The Lancet report showed concerning details that put public health at risk in a rapidly heating planet. These risks are likely to impose lifelong consequences on health and the world continuing on the "business-as-usual" path is seen as dangerous for future generations.

If a child is born today, they will grow up on a planet that is four degrees Celsius hotter compared to pre-industrial levels 71 years ago. The report added that increasing global temperatures will cause dire health consequences on the child throughout their life.

According to a press release, infants will be in danger of malnutrition as increasing temperatures affect the yield of major grain crops including maize (-4 percent), winter wheat (-6 percent), soybean (-3 percent), and rice (-4 percent)—all of which have declined in production in the last 30 years.

The report added that increasing global temperatures will cause dire health consequences on the child throughout their life / Photo by: Shao-Chun Wang via 123RF

 

Children also become more vulnerable with the rise of infectious diseases. The year 2018 was seen as the second most favorable year for the spread of bacteria, which caused most cases of cholera transmission, malaria, and dengue fever worldwide.

Air pollution led to 2.9 million premature deaths in 2016, and the report predicted its worsening effect will affect children throughout their adolescence. In adulthood, these future generations will see intensified weather events following increased exposure to wildfires in 152 countries and heatwaves that affected 220 million people in 2018.

All these dire effects are inevitable if the world continues on its “business-as-usual” path. Experts are calling on governments to act, with more than 11,000 scientists from various disciplines releasing a warning and declaring a “climate emergency,” American media website CNET reported.

“Young people are right to be angry and concerned about the future—the science is frightening,” said Fiona Armstrong, founder of the Climate and Health Alliance, referring to the youth rallies that have gone up in various parts of the world to call for action on the climate crisis.

Inadequate Progress Against the Climate Crisis

The science of the climate crisis predicts Earth’s inevitable demise caused by humans. While it seems and feels frightening, there is still an opportunity for the world to turn the effects around.

Saving the planet and protecting the public health from the impact of the climate crisis are laid out in the Paris Agreement goals: Limiting the global temperature increase to 1.5 degrees Celsius.

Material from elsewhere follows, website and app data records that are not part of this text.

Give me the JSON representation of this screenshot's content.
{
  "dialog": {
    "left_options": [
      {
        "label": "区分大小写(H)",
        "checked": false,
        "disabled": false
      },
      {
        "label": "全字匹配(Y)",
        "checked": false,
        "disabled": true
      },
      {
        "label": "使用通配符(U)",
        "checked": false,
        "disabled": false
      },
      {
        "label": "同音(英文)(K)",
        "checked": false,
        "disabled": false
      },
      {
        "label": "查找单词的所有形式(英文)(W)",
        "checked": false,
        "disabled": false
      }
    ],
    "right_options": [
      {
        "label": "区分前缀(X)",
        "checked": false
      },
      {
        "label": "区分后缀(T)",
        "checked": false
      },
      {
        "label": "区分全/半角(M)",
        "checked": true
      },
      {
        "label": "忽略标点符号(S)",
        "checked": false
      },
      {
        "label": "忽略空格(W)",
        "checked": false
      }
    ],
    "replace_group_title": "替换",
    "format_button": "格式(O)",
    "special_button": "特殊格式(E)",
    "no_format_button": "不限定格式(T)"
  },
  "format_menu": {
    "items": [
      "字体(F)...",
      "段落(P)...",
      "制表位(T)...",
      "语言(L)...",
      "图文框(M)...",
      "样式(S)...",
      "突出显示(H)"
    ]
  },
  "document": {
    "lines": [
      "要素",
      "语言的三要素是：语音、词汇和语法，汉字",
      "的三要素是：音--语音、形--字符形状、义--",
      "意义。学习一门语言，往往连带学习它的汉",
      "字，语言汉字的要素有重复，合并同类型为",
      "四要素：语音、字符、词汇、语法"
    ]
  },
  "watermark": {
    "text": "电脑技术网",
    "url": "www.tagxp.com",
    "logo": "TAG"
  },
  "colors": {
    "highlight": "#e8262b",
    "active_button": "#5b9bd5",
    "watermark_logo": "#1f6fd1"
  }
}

The goals also aim to cut down greenhouse gas emissions worldwide by 45 percent of 2010 levels by 2030—and get it to zero by 2050.

The report explained that governments should take bold steps to achieve that goal, CNN reported. However, the news agency also noted that there has been inadequate global progress in these goals.

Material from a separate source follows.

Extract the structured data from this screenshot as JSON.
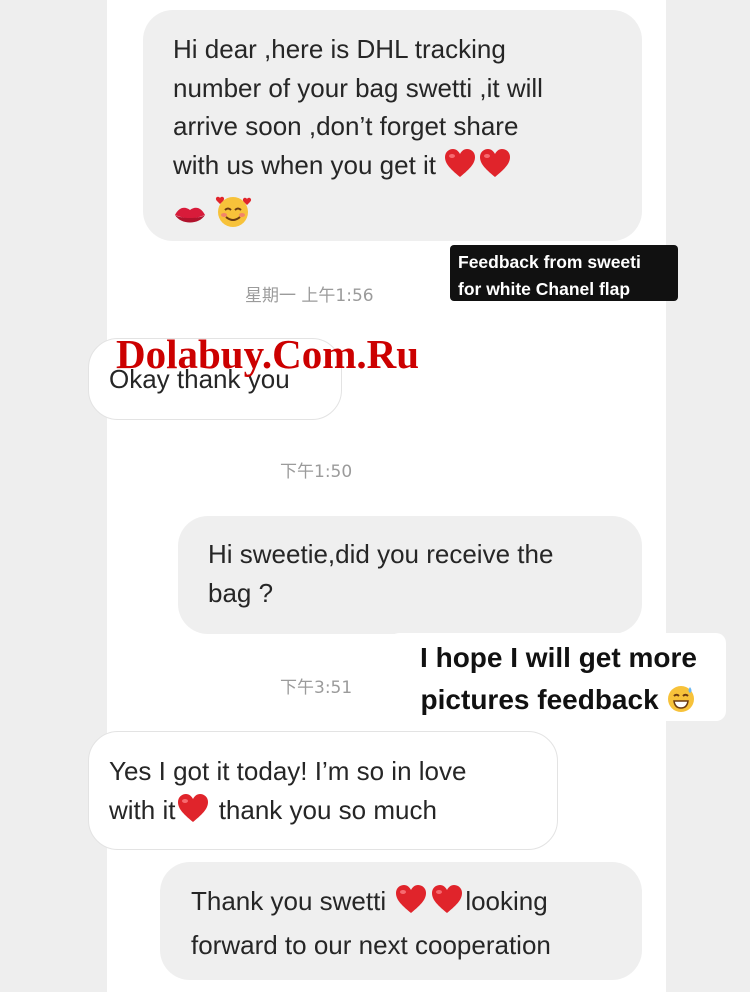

For instance, the total primary energy supply from coal rose 1.7 percent from 2016 to 2018 even though coal production declined. Subsidies for worldwide use of fossil fuel also increased by more than 50 percent in the last three years.

“The world has yet to see a response from governments that matches the scale of the challenge,” Jonathan Patz, a professor and director of the Global Health Institute at the University of Wisconsin-Madison, who was not involved with the new report, told CNN.“Ironically, this report shows too many countries still continue to subsidize fossil fuels,” Patz added, noting that this is “very concerning” since the prices for renewable energy sources make them competitive against fossil fuels.

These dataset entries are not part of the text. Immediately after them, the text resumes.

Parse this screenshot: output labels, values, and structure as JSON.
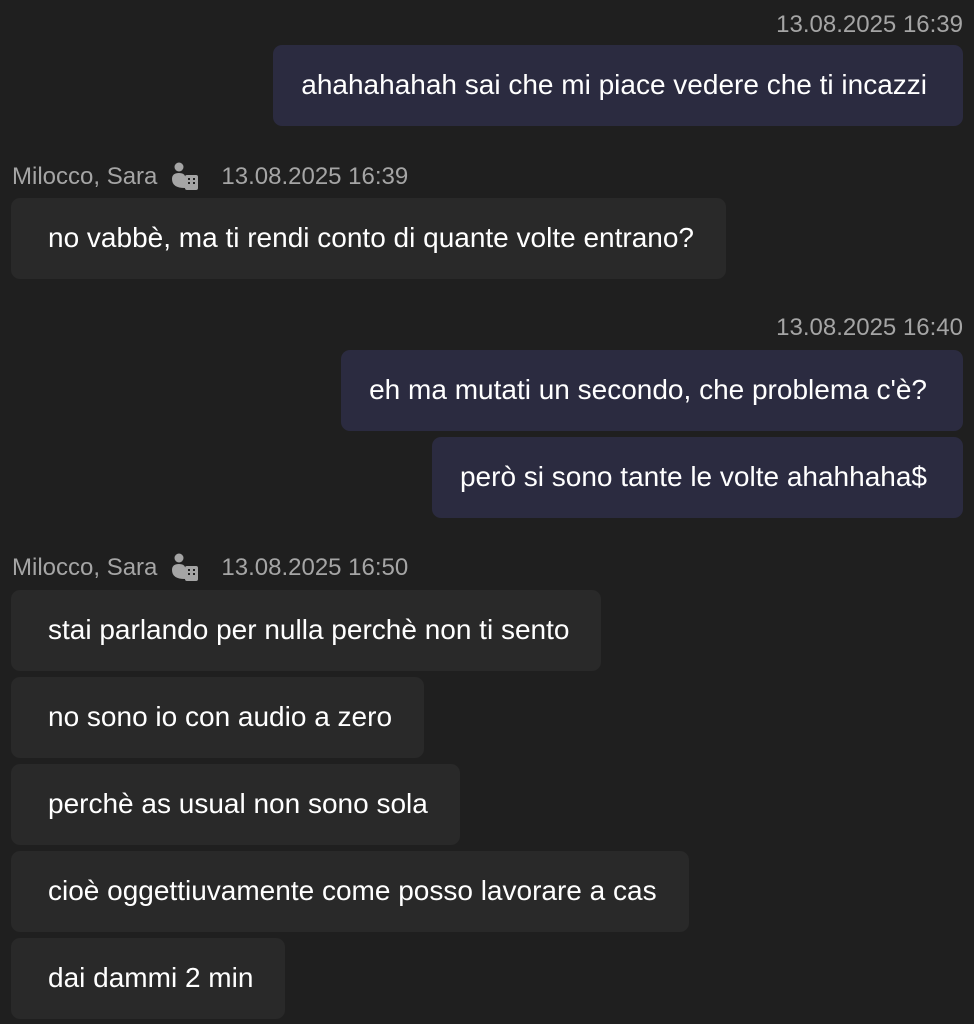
{
  "conversation": {
    "groups": [
      {
        "own": true,
        "timestamp": "13.08.2025 16:39",
        "messages": [
          "ahahahahah sai che mi piace vedere che ti incazzi"
        ]
      },
      {
        "own": false,
        "sender": "Milocco, Sara",
        "sender_icon": "external-org-icon",
        "timestamp": "13.08.2025 16:39",
        "messages": [
          "no vabbè, ma ti rendi conto di quante volte entrano?"
        ]
      },
      {
        "own": true,
        "timestamp": "13.08.2025 16:40",
        "messages": [
          "eh ma mutati un secondo, che problema c'è?",
          "però si sono tante le volte ahahhaha$"
        ]
      },
      {
        "own": false,
        "sender": "Milocco, Sara",
        "sender_icon": "external-org-icon",
        "timestamp": "13.08.2025 16:50",
        "messages": [
          "stai parlando per nulla perchè non ti sento",
          "no sono io con audio a zero",
          "perchè as usual non sono sola",
          "cioè oggettiuvamente come posso lavorare a cas",
          "dai dammi 2 min"
        ]
      }
    ]
  },
  "colors": {
    "background": "#1f1f1f",
    "own_bubble": "#2b2b40",
    "other_bubble": "#292929",
    "meta_text": "#a5a5a5",
    "message_text": "#ffffff"
  }
}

“It is a time of urgency. And the health benefits from clean energy far outweigh the investment costs."

Protecting the Health of the Next Generation

The environmental crisis is among the biggest threat to humanity’s health today and it will continue to be so as governments have yet to provide a response that matches the “unprecedented scale of the challenge facing the next generation,” echoed Richard Horton, editor in chief of The Lancet, as he pushed for the mobilization of clinical and global health communities.

He added that disengagement is not a choice as the full force of the Paris Agreement nears its full implementation in 2020. Horton called for the clinical, global health, and research community to unite and for world leaders to act in protecting childhood and lifelong health.

The world has little time left to reverse the effects of the ongoing climate crisis. Without action, these effects will manifest and there’s little to nothing people can do to address them.

The world has little time left to reverse the effects of the ongoing climate crisis. Without action, these effects will manifest and there’s little to nothing people can do to address them / Photo by: Vadim Guzhva via 123RF